Sad, but true – there is an increasingly significant loss of vegetation cover which is being replaced by bare ground. Perhaps unsurprisingly to geographers, 35% of the new bare ground is in China due to rapid urbanization and transportation developments, whereas in the US (#2 with 17% of the increase) much of the loss is due to resource extraction.

Visit the NASA EO Image of the Day page to see detailed maps and a more complete analysis.

By the way – if you are not already familiar with the NASA Earth Observatory website, do have a look. It is a fascinating examination of the world using remote sensing techniques along with insightful features and global maps.

Why facts don’t convince people

Alex Cequea of SocialGoodNow.com has produced an excellent video explaining why people are not convinced by facts. I’m guessing, the catalyst for this was (and still is) the climate change deniers.

Why facts don’t convince people

If you’re a teacher, show this to your class, especially if you use debates as a teaching too, as the video also looks into the obstacles preventing people from believing facts and what you can do to help bring people around to the side of fact. But, even if you’re not a teacher, the video provides an interesting and well-researched look at the problem of people “thinking” with their emotions when the facts say something very different.

100 Wild Islands, NS – great ecotourism potential

Spectacular, Caribbean-like vistas and clear water define this wild and little-known corner of Nova Scotia. But with increased media attention, and more and more people looking for unspoilt places to visit, hopefully the islands can have the proper safeguards in place to keep them natural.

100 Wild Islands website

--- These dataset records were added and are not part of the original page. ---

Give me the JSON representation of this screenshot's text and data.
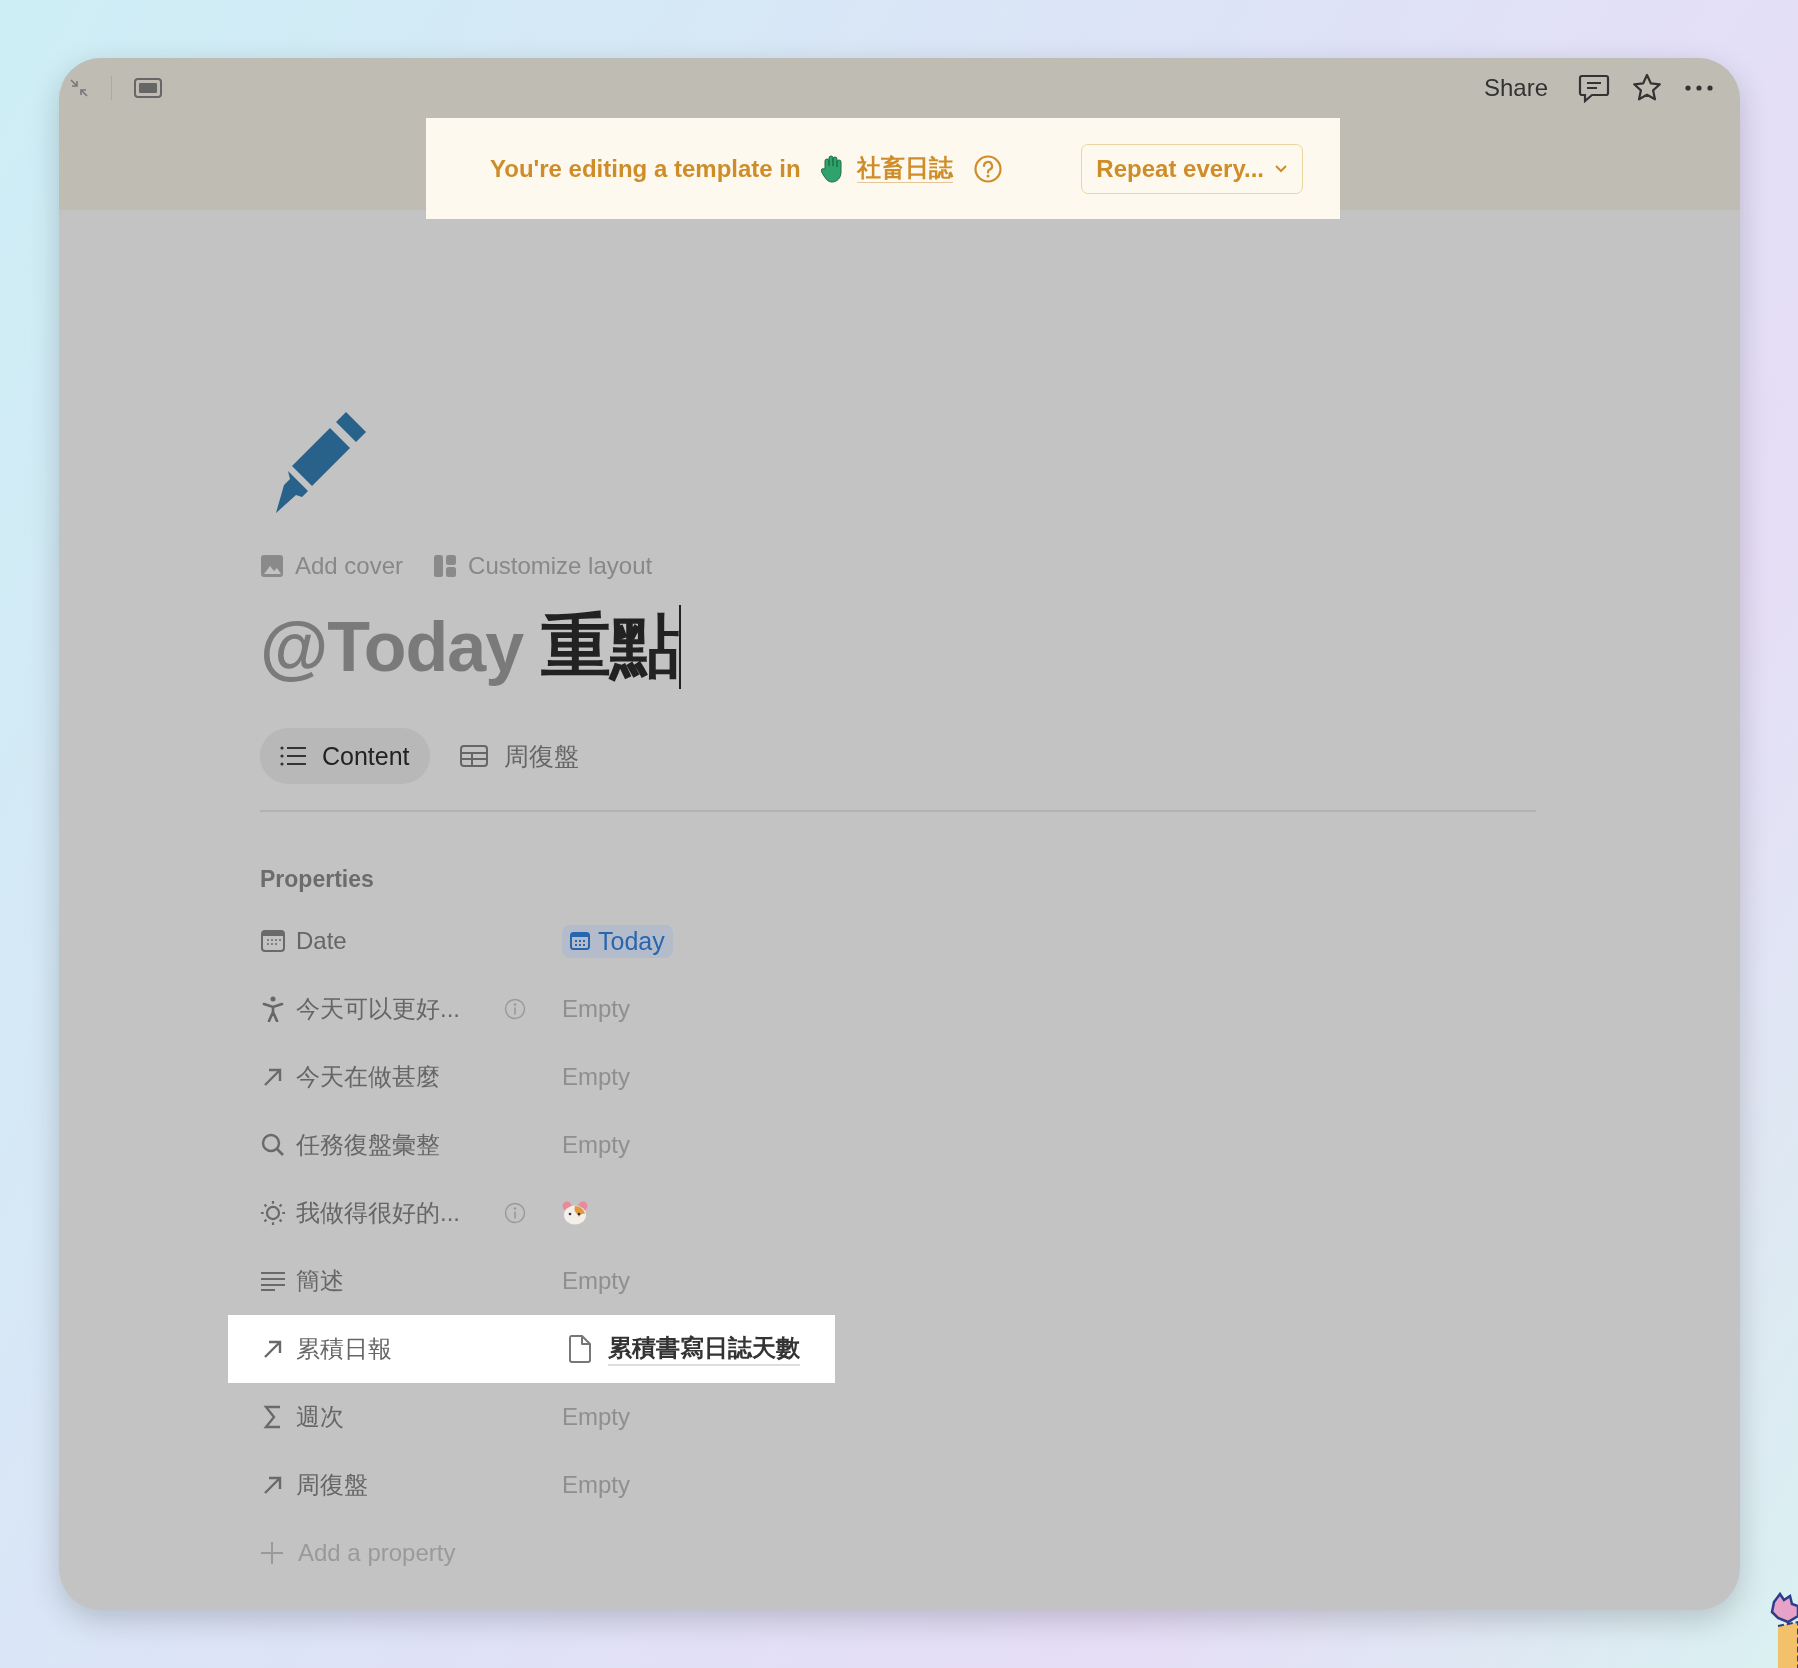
{
  "toolbar": {
    "share": "Share"
  },
  "banner": {
    "text": "You're editing a template in",
    "database": "社畜日誌",
    "repeat": "Repeat every..."
  },
  "page": {
    "add_cover": "Add cover",
    "customize_layout": "Customize layout",
    "title_mention": "@Today",
    "title_text": "重點"
  },
  "tabs": [
    {
      "label": "Content",
      "kind": "list",
      "selected": true
    },
    {
      "label": "周復盤",
      "kind": "table",
      "selected": false
    }
  ],
  "properties_heading": "Properties",
  "properties": [
    {
      "name": "Date",
      "kind": "date",
      "value": "Today",
      "info": false,
      "highlighted": false
    },
    {
      "name": "今天可以更好...",
      "kind": "text",
      "value": "Empty",
      "info": true,
      "highlighted": false
    },
    {
      "name": "今天在做甚麼",
      "kind": "text",
      "value": "Empty",
      "info": false,
      "highlighted": false
    },
    {
      "name": "任務復盤彙整",
      "kind": "text",
      "value": "Empty",
      "info": false,
      "highlighted": false
    },
    {
      "name": "我做得很好的...",
      "kind": "emoji",
      "info": true,
      "highlighted": false
    },
    {
      "name": "簡述",
      "kind": "text",
      "value": "Empty",
      "info": false,
      "highlighted": false
    },
    {
      "name": "累積日報",
      "kind": "page",
      "value": "累積書寫日誌天數",
      "info": false,
      "highlighted": true
    },
    {
      "name": "週次",
      "kind": "text",
      "value": "Empty",
      "info": false,
      "highlighted": false
    },
    {
      "name": "周復盤",
      "kind": "text",
      "value": "Empty",
      "info": false,
      "highlighted": false
    }
  ],
  "add_property": "Add a property"
}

CBC article: The secret Caribbean vistas right off Nova Scotia’s coast

CBC article: Nature trust ‘astounded’ by response to 100 Wild Islands campaign